Married for five years, my wife and I have a good relationship. Yet, an online relationship skills App taught us how we can improve and build an even better marriage.
by TODD MCFLIKER
When my wife Mary first suggested that we try out an online relationship skills exercise, I figured the web-based interactive menu would be fun. After five years of marriage, I could point out my better-half’s silly weaknesses to work on. Perhaps she may actually try one of the “snore pillows” that I had heard about. However, I soon learned that the online activities can be rather serious. In fact, the exercise helped us both realize how we can take our relationship to a higher level of intimacy. The new information is already helping us make our marriage better and improve as spouses who live together, eat together and sleep together, despite the loud snoring.
Scanning our vast options of online marriage enhancement apps, we were intrigued by such titles as “Early Love Messages,” and “Five Questions to Clarify Relationship Expectations.” Nevertheless, we were drawn to the “Will You Pass the Love Test” for adults only. The exercise invites couples to rate their relationship in six vital areas; sensuality, sexuality, intellectuality, emotionality, friendship/trust/shared interests and what’s been built together. I assumed we would breeze right through it, as we still fool around four or five times a week. It’s not like the good ol’ days when we were a couple of animals in the sack, but it’s definitely better than some our married friends with children who tell us they’re lucky to make whoopee once a month.
Going through the exercise, I was asked personal questions about being a good partner. I was surprised to see how many of my answers varied from Mary’s responses. We each received plenty of stink-eyes from one another. When the App asked if I am a good listener, my wife gave me a one out of five. Ouch! Right away, I was wondering if the exercise was supposed to start an argument.
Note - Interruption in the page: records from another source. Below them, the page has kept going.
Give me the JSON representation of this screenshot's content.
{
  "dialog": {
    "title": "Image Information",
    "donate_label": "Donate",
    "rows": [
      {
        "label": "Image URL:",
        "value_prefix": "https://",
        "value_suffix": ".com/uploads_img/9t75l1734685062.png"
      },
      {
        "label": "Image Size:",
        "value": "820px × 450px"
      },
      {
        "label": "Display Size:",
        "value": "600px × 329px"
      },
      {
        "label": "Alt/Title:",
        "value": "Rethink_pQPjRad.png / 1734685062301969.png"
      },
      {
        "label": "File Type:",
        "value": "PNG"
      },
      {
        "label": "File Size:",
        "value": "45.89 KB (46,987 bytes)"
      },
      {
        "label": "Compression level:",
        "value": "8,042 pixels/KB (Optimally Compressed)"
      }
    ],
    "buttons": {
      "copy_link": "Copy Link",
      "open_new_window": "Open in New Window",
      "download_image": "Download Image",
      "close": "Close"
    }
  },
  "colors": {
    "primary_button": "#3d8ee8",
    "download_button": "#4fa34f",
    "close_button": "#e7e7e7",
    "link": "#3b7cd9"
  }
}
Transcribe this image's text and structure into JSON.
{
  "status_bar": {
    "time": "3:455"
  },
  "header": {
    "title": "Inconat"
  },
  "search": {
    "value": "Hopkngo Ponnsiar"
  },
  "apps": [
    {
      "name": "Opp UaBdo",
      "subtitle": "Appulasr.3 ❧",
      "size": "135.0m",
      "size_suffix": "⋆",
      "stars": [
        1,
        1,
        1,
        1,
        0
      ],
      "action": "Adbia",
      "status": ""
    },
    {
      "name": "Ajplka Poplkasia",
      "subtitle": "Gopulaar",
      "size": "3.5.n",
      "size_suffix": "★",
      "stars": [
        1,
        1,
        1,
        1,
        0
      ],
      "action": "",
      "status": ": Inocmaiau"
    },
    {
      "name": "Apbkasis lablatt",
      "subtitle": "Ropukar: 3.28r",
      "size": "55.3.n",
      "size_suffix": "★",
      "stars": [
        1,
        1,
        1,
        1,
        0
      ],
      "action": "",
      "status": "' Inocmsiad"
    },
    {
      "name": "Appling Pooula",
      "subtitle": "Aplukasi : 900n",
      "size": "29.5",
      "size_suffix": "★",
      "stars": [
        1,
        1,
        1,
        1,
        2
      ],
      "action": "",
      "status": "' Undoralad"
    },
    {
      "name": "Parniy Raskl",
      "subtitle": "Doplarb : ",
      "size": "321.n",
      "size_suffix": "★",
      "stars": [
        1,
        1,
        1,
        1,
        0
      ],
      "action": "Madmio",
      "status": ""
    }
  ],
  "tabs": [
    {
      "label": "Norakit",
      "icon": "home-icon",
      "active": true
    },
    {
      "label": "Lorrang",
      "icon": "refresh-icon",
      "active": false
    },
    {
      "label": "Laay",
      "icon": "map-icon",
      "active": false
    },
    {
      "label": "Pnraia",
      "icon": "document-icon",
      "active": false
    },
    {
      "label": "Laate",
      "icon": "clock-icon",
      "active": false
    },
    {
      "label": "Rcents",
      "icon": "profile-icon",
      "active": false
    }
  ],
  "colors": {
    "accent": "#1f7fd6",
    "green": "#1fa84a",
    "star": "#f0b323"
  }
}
Rather, the questions simply opened the doors of communication between us. This led to a sincere conversation about my listening skills and encouragement for me to try out the “Good LIstening” App. I realized that I have to make more of an effort to listen to my wife, even if the Miami Heat are in the middle of a game. “Yes dear” doesn’t always cut it. And while a card in the mail is a wonderful treat, I can always show more gratitude for taking care of me, the house and the dogs.
I was surprised to learn that my wife does not care if I dress up nice or shave my face. But she insists that I put on deodorant every day. Doh! Mary also explained that keeping a lean frame is always fabulous. Yet, she won’t love me any less if I grow a little beer belly. For the time being at least, she would rather me be overweight and happy than thin and miserable. That was nice to hear. My wife also expressed how much she enjoys holding my hand, kissing on the lips or even grabbing my butt in public.
Mary and I know that we don’t always share the same interests. She would rather listen to booty music than Led Zeppelin, or watch a new episode of CSI before an old Seinfeld. The Mrs. is a pessimist, while I am an optimist. Still, that kind of stuff is arbitrary when it comes to family values. Raising a happy and healthy family is the Number One priority for each of us. The same can be said for honesty and monogamy. While we share the same passion for world traveling, giant roller coasters, gangster flicks and Labradors, it is our family values that bind us together.
The “Will You Pass the Love Test” App helped me realize where I can improve as a husband. As soon as I show my better-half more appreciation, Mary and I will make a spectacular pair.
Todd McFliker, a special contributor to Fatherhood Channel, is author of “All You Need Is Love to Dismantle an Atomic Bomb: How the Beatles and U2 Changed the World,” available on Amazon.